Belfast Telegraph

Rapid rise in mortgage arrears index

Irish house prices will fall further while mortgage arrears are rising rapidly, a rating agency warned yesterday.

The percentage of borrowers at least three months behind in their mortgage payments rose to 2.6% in the last quarter of 2009 from 2.36% in the previous quarter, according to Fitch Ratings analyst Rahul Mathur.

Fitch is currently reviewing all Irish residential mortgage-backed security transactions following the agency's forecasts for a 45% decline in house prices from their peak in late 2006. Prices have fallen 31.15% so far.

The average price of a house in Northern Ireland at the end |of last year was £161,429 — a fall of around 35% on the average price of £250,000 at the end of 2007.

Mr Mathur said: “The level of the Irish arrears index continues to increase rapidly. Though arrears and the repossession rate have increased over the |last year, the deterioration is |far below levels Fitch would expect given the stress in the Irish economy.”

The real level of arrears in Ireland is difficult to calculate because some lenders are converting mortgages into interest-only loans or coming to other arrangements to avoid admitting that the loans are overdue.

The courts are also proving reluctant to turn people out |of their homes for not paying mortgages.

Updated figures from the regulator are due out at the end of March. These are expected to show that the number of home loans in arrears of three months or more has shot up.

Fitch only examined mortgages financed by residential mortgage-backed security transactions, which have often helped finance loans to borrowers with a poor credit history.

In December, the rating agency downgraded some bonds backed by mortgage loans because of the “significant likelihood of high losses in the future on the high volume of loans currently in arrears”.

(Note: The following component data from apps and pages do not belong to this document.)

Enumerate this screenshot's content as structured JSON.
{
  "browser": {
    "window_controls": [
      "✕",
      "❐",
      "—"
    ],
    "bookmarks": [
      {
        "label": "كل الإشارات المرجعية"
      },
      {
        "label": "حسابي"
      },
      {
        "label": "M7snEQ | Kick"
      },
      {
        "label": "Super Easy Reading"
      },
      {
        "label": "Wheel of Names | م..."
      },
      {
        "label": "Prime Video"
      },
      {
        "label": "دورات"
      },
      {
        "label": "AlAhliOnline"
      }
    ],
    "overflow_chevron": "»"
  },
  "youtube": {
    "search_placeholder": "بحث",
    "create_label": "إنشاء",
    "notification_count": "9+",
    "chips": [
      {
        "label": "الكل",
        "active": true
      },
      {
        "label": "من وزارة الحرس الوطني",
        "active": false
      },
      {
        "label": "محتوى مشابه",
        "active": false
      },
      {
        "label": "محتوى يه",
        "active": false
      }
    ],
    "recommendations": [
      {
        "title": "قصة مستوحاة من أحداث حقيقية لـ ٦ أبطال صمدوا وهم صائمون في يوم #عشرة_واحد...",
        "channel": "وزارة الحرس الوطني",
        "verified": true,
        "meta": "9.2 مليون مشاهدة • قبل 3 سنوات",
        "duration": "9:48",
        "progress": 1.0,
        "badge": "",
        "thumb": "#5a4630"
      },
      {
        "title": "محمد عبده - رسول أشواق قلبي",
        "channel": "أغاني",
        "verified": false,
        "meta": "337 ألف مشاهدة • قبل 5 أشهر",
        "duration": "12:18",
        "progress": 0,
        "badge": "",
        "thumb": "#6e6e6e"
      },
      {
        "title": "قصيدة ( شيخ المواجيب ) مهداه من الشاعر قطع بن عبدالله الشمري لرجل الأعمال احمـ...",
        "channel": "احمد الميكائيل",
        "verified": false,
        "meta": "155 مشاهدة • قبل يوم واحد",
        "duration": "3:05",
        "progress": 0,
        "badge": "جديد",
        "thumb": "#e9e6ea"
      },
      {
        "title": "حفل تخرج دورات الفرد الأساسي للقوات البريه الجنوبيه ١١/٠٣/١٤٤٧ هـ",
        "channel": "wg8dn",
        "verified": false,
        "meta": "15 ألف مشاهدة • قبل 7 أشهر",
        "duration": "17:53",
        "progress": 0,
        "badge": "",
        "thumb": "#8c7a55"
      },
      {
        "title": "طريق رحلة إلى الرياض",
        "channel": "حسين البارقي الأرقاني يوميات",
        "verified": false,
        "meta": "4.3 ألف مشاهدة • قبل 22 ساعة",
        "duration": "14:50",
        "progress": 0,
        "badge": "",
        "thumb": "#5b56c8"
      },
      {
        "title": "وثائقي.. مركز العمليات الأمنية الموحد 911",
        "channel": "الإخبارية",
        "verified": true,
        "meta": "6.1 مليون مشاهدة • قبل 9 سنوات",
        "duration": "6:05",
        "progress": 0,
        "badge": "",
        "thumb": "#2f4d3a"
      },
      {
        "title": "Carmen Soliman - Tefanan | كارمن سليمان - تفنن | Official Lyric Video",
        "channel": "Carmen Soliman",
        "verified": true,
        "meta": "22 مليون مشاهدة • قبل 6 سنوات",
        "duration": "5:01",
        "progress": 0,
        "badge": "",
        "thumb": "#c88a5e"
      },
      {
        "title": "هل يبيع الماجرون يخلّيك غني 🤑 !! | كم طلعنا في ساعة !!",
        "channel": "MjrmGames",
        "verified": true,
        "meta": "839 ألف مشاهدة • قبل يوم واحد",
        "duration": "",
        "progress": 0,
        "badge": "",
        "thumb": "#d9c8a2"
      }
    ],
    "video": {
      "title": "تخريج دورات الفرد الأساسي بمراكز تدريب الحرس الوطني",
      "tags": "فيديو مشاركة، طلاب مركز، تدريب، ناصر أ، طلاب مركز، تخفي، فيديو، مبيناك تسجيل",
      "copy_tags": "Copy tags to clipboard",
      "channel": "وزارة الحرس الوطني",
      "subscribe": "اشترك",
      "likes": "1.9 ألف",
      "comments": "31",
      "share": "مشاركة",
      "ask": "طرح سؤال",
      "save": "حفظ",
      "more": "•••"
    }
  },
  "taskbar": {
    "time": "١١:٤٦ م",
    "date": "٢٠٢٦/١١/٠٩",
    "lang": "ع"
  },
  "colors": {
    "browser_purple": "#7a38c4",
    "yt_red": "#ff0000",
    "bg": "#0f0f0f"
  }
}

“Some residential mortgage-backed security transactions will come under “severe stress” because their performance deterioration doesn't yet reflect declines in house prices or the economy,” Mr Mathur added.

Belfast Telegraph